#### WHAT YOU WILL DO:
Show every line of the data that contains the string "Book".

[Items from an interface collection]

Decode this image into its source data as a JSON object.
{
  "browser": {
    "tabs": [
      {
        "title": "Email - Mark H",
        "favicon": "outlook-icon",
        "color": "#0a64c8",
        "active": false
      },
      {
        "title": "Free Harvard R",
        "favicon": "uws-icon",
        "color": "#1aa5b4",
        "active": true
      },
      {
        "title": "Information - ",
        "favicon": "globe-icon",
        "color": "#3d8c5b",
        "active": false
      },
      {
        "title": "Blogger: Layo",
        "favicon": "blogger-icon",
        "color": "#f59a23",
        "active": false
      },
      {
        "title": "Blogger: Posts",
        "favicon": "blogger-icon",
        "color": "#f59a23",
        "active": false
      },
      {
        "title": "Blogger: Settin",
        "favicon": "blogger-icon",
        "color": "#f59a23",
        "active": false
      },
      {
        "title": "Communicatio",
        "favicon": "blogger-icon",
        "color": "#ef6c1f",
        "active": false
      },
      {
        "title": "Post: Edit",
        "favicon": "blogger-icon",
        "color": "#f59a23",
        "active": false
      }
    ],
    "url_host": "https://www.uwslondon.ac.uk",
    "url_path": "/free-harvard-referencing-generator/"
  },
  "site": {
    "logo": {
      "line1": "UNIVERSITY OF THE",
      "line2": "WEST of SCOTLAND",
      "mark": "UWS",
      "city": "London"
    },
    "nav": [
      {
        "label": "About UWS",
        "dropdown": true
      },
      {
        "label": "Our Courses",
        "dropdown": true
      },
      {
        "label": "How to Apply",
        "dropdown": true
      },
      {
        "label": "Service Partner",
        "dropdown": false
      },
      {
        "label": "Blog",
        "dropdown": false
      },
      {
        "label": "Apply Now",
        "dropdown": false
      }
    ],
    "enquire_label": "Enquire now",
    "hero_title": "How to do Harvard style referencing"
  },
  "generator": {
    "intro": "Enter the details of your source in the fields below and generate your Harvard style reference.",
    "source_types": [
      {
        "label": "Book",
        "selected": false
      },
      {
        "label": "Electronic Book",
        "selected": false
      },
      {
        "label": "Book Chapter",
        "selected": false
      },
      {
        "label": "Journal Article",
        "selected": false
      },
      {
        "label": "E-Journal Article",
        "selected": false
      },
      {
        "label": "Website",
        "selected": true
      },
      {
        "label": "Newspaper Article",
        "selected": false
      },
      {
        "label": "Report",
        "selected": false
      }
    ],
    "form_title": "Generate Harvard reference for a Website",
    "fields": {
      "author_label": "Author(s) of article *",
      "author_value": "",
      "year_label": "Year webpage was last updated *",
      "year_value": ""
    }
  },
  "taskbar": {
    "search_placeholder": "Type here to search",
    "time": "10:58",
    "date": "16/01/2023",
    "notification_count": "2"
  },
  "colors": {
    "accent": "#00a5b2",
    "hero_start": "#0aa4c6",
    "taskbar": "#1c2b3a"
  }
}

#### RESULT BELOW:
        "label": "Book",
        "label": "Electronic Book",
        "label": "Book Chapter",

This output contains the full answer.